If you are a Canadian working citizen with a child, you have most likely invested in your child’s Registered Education Savings Plan (RESP). It is a very helpful tool for financing your child’s education. Once you are done investing in this plan, you would want to withdraw it. For doing that, there are some RESP withdrawal rules that you should be familiar with. But first, various elements must be taken into consideration to allow you and your child to take full advantage of this investment. With guaranteed government grants of 30% (20% in Ontario), and the ability to grow the amounts invested tax-free, the Registered Education Savings Plan (RESP) is definitely a worthwhile investment. To take advantage of an RESP and properly plan withdrawals, it is important to fully understand how it works. Let’s get started.
RESP Withdrawal Rules: All You Need To Know
What does the RESP consist of?
The sums accumulated in an RESP are divided between the capital you have invested, as a subscriber and government grants and investment income, which, when withdrawn, equal Educational Assistance Payments (EAPs).
RESP Withdrawal Rules
It is up to you, as the subscriber who has contributed to the RESP, to decide how to split the withdrawal: EAP only or principal and EAP. The share of one and the other may vary with each withdrawal.
To obtain an EAP, all you need to do is provide proof of enrollment of your child, the beneficiary, in an eligible post-secondary program (at a vocational training center, CEGEP or educational institution university).
Chief characteristics :
- Educational Assistance Payment (EAP)
- Belongs to the subscriber (you).
- Non-taxable amount.
- Could be withdrawn in whole or in part, without limit.
- If the amount is withdrawn before the start of post-secondary studies, the grants are lost.
What to know to better prioritize withdrawals?
The capital: It continues to grow tax-free, even during the disbursement period.
Educational assistance payment:
- Grants and investment income are Educational Assistance Payments (EAPs) paid to the student.
- EAPs need to be planned well. They must be paid during the studies or within 6 months of the end of the studies.

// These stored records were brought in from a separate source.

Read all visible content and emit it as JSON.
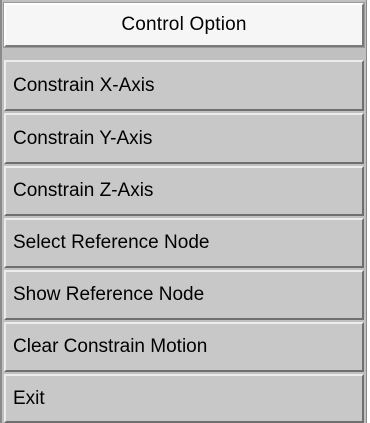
{
  "menu": {
    "title": "Control Option",
    "items": [
      {
        "label": "Constrain X-Axis"
      },
      {
        "label": "Constrain Y-Axis"
      },
      {
        "label": "Constrain Z-Axis"
      },
      {
        "label": "Select Reference Node"
      },
      {
        "label": "Show Reference Node"
      },
      {
        "label": "Clear Constrain Motion"
      },
      {
        "label": "Exit"
      }
    ]
  }
}
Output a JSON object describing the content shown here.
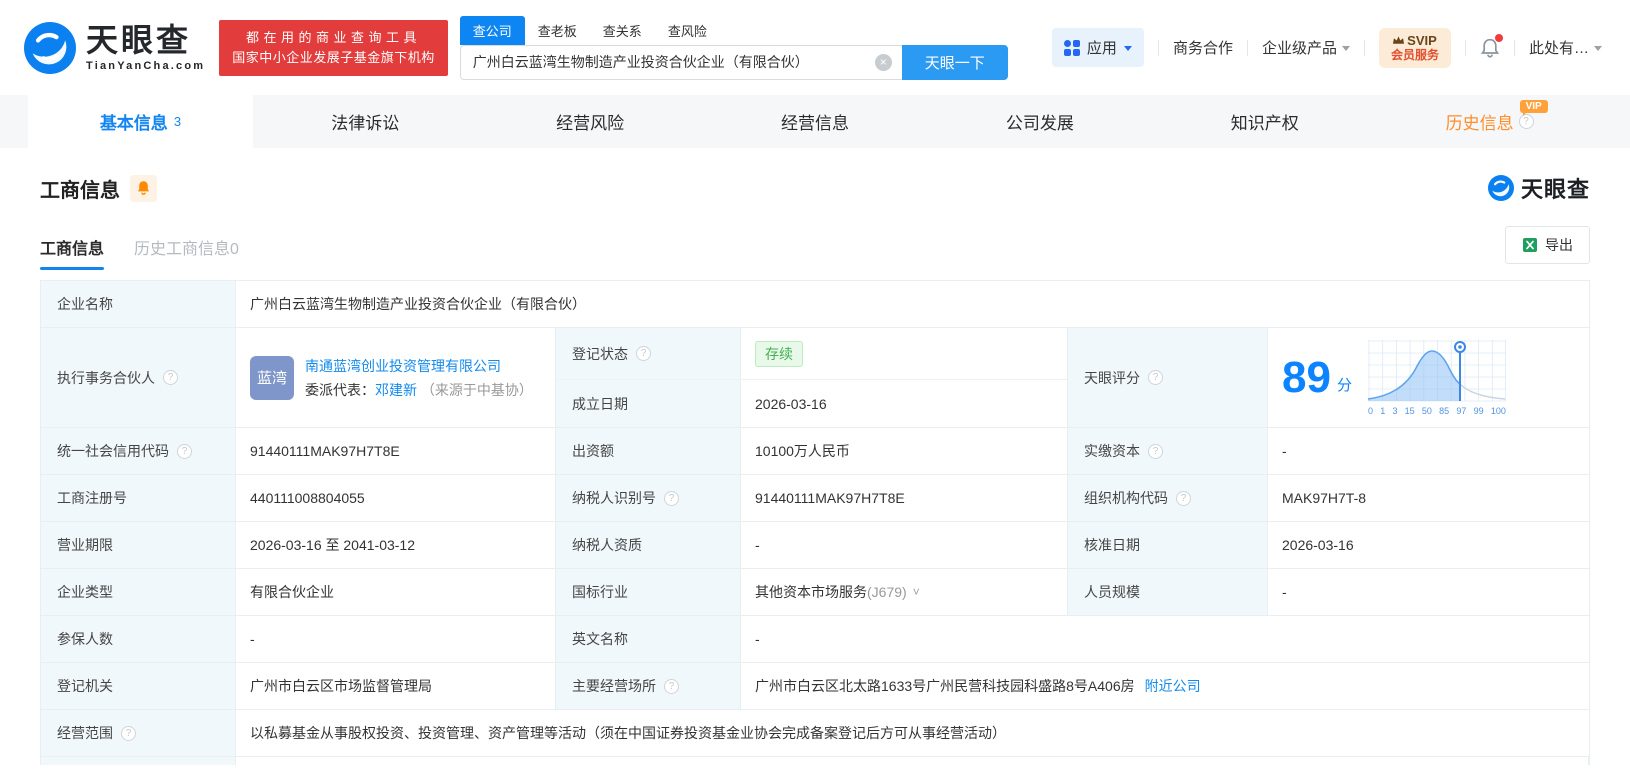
{
  "colors": {
    "brand_blue": "#0d84ff",
    "link_blue": "#128bed",
    "promo_red": "#e23c3c",
    "status_green": "#45b054",
    "vip_orange": "#ffa13a"
  },
  "icons": {
    "help": "?",
    "clear": "×",
    "chevron_down": "˅"
  },
  "header": {
    "logo": {
      "brand": "天眼查",
      "domain": "TianYanCha.com"
    },
    "promo": {
      "line1": "都在用的商业查询工具",
      "line2": "国家中小企业发展子基金旗下机构"
    },
    "search": {
      "tabs": [
        {
          "label": "查公司"
        },
        {
          "label": "查老板"
        },
        {
          "label": "查关系"
        },
        {
          "label": "查风险"
        }
      ],
      "value": "广州白云蓝湾生物制造产业投资合伙企业（有限合伙）",
      "button": "天眼一下"
    },
    "actions": {
      "apps": "应用",
      "cooperation": "商务合作",
      "enterprise": "企业级产品",
      "svip_line1": "SVIP",
      "svip_line2": "会员服务",
      "user": "此处有…"
    }
  },
  "nav": {
    "tabs": [
      {
        "label": "基本信息",
        "count": "3"
      },
      {
        "label": "法律诉讼"
      },
      {
        "label": "经营风险"
      },
      {
        "label": "经营信息"
      },
      {
        "label": "公司发展"
      },
      {
        "label": "知识产权"
      },
      {
        "label": "历史信息",
        "vip": "VIP"
      }
    ]
  },
  "section": {
    "title": "工商信息",
    "watermark": "天眼查",
    "subtabs": {
      "current": "工商信息",
      "history": "历史工商信息",
      "history_count": "0"
    },
    "export_label": "导出"
  },
  "table": {
    "company_name": {
      "label": "企业名称",
      "value": "广州白云蓝湾生物制造产业投资合伙企业（有限合伙）"
    },
    "partner": {
      "label": "执行事务合伙人",
      "avatar": "蓝湾",
      "company": "南通蓝湾创业投资管理有限公司",
      "rep_label": "委派代表：",
      "rep_name": "邓建新",
      "rep_source": "（来源于中基协）"
    },
    "reg_status": {
      "label": "登记状态",
      "value": "存续"
    },
    "est_date": {
      "label": "成立日期",
      "value": "2026-03-16"
    },
    "score": {
      "label": "天眼评分",
      "value": "89",
      "unit": "分"
    },
    "credit_code": {
      "label": "统一社会信用代码",
      "value": "91440111MAK97H7T8E"
    },
    "capital": {
      "label": "出资额",
      "value": "10100万人民币"
    },
    "paid_capital": {
      "label": "实缴资本",
      "value": "-"
    },
    "reg_number": {
      "label": "工商注册号",
      "value": "440111008804055"
    },
    "taxpayer_id": {
      "label": "纳税人识别号",
      "value": "91440111MAK97H7T8E"
    },
    "org_code": {
      "label": "组织机构代码",
      "value": "MAK97H7T-8"
    },
    "business_term": {
      "label": "营业期限",
      "value": "2026-03-16 至 2041-03-12"
    },
    "taxpayer_quality": {
      "label": "纳税人资质",
      "value": "-"
    },
    "approval_date": {
      "label": "核准日期",
      "value": "2026-03-16"
    },
    "company_type": {
      "label": "企业类型",
      "value": "有限合伙企业"
    },
    "industry": {
      "label": "国标行业",
      "value": "其他资本市场服务",
      "code": "(J679)"
    },
    "staff_size": {
      "label": "人员规模",
      "value": "-"
    },
    "insured_count": {
      "label": "参保人数",
      "value": "-"
    },
    "english_name": {
      "label": "英文名称",
      "value": "-"
    },
    "reg_authority": {
      "label": "登记机关",
      "value": "广州市白云区市场监督管理局"
    },
    "business_site": {
      "label": "主要经营场所",
      "value": "广州市白云区北太路1633号广州民营科技园科盛路8号A406房",
      "nearby": "附近公司"
    },
    "business_scope": {
      "label": "经营范围",
      "value": "以私募基金从事股权投资、投资管理、资产管理等活动（须在中国证券投资基金业协会完成备案登记后方可从事经营活动）"
    }
  },
  "score_chart": {
    "type": "area",
    "score": 89,
    "unit": "分",
    "ticks": [
      0,
      1,
      3,
      15,
      50,
      85,
      97,
      99,
      100
    ],
    "marker_value": 89
  }
}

- If your child does not pursue qualifying post-secondary education and the RESP must be closed, unused grants will need to be returned to the government. However, the RESP can be transferred to another RESP, or subject to a change of beneficiary, and if certain conditions are met, the grants could be retained.
- EAPs are taxable in the student’s name. The disbursement of this sum must be well planned in order to limit the taxation of your child and the fiscal impact (loss of tax credits) on you.
What about investment income?
If the RESP must be closed, you can withdraw the accumulated investment income still available in the RESP if you are eligible for an accumulated income payment (AIP). The AIP can be transferred to your Registered Retirement Savings Plan (RRSP), under certain conditions, or cashed in. In the latter case, the amount is taxable and additional tax applies.
What is the importance of a disbursement strategy in RESP?
Things to consider:
- Needs of your children during their studies.
- Your children’s total income (including EAPs) and access to certain tax credits. Generally speaking, if an individual’s taxable income does not exceed $13,808 in 2021, he does not pay income tax. However, students could benefit from certain tax credits (such as tuition fees, medical expenses, etc.) which will allow them to have an income higher than this threshold without having to pay income tax.
- Tax benefits for you, in connection with the addition of EAPs to your child’s income, in Quebec. Note that EAP amounts are added to the student’s declared income. This could have an impact on the tax credit related to the amount transferred by an adult child to post-secondary studies, since this credit gradually decreases as your child’s taxable income increases.
In any case, your advisor remains your best ally in developing a disbursement strategy that suits your family situation but this post should definitely help you develop a better understanding of RESP withdrawal rules.